* Items listed in a dataset:
┄┄┄┄┄┄┄┄┄┄

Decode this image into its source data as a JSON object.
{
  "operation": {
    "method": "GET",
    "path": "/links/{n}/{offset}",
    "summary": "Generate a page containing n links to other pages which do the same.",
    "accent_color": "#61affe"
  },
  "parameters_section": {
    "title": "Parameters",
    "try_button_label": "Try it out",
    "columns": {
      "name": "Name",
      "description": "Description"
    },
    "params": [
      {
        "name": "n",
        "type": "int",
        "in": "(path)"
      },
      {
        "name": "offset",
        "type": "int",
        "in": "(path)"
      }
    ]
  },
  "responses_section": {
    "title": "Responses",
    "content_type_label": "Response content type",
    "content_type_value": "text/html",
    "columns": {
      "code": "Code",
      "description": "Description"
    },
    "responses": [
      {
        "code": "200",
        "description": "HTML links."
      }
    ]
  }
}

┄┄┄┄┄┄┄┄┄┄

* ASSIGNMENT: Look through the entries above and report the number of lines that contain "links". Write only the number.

* WRITTEN SOLUTION: 3